Task goal>
Each record has to be repeated exactly as given.

Entries from a dataset of interfaces:
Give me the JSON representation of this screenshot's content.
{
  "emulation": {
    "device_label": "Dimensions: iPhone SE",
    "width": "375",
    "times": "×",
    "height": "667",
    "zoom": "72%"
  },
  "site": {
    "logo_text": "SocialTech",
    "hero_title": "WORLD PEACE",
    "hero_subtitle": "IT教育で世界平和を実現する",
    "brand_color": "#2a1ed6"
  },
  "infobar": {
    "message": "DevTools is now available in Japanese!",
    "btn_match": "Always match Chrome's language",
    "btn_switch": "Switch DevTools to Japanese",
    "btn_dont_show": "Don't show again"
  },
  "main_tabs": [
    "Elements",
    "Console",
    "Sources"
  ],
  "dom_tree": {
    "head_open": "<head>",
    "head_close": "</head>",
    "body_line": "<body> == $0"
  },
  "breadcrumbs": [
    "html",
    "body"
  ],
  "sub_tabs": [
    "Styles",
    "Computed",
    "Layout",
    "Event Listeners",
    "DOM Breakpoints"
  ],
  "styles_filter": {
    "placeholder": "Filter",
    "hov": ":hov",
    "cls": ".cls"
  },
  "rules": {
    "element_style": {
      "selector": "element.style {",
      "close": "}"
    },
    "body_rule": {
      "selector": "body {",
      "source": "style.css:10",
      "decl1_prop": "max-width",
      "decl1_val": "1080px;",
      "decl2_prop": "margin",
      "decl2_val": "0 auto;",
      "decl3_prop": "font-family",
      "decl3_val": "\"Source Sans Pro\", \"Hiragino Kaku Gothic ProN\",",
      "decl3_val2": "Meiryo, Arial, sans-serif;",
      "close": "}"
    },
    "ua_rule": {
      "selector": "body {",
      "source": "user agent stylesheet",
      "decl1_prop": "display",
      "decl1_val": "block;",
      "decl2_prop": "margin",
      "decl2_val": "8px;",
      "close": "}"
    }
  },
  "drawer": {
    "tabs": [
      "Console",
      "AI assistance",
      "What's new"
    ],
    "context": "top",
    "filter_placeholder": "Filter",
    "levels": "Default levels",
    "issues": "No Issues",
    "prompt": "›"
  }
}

Output below>
Give me the JSON representation of this screenshot's content.
{
  "emulation": {
    "device_label": "Dimensions: iPhone SE",
    "width": "375",
    "times": "×",
    "height": "667",
    "zoom": "72%"
  },
  "site": {
    "logo_text": "SocialTech",
    "hero_title": "WORLD PEACE",
    "hero_subtitle": "IT教育で世界平和を実現する",
    "brand_color": "#2a1ed6"
  },
  "infobar": {
    "message": "DevTools is now available in Japanese!",
    "btn_match": "Always match Chrome's language",
    "btn_switch": "Switch DevTools to Japanese",
    "btn_dont_show": "Don't show again"
  },
  "main_tabs": [
    "Elements",
    "Console",
    "Sources"
  ],
  "dom_tree": {
    "head_open": "<head>",
    "head_close": "</head>",
    "body_line": "<body> == $0"
  },
  "breadcrumbs": [
    "html",
    "body"
  ],
  "sub_tabs": [
    "Styles",
    "Computed",
    "Layout",
    "Event Listeners",
    "DOM Breakpoints"
  ],
  "styles_filter": {
    "placeholder": "Filter",
    "hov": ":hov",
    "cls": ".cls"
  },
  "rules": {
    "element_style": {
      "selector": "element.style {",
      "close": "}"
    },
    "body_rule": {
      "selector": "body {",
      "source": "style.css:10",
      "decl1_prop": "max-width",
      "decl1_val": "1080px;",
      "decl2_prop": "margin",
      "decl2_val": "0 auto;",
      "decl3_prop": "font-family",
      "decl3_val": "\"Source Sans Pro\", \"Hiragino Kaku Gothic ProN\",",
      "decl3_val2": "Meiryo, Arial, sans-serif;",
      "close": "}"
    },
    "ua_rule": {
      "selector": "body {",
      "source": "user agent stylesheet",
      "decl1_prop": "display",
      "decl1_val": "block;",
      "decl2_prop": "margin",
      "decl2_val": "8px;",
      "close": "}"
    }
  },
  "drawer": {
    "tabs": [
      "Console",
      "AI assistance",
      "What's new"
    ],
    "context": "top",
    "filter_placeholder": "Filter",
    "levels": "Default levels",
    "issues": "No Issues",
    "prompt": "›"
  }
}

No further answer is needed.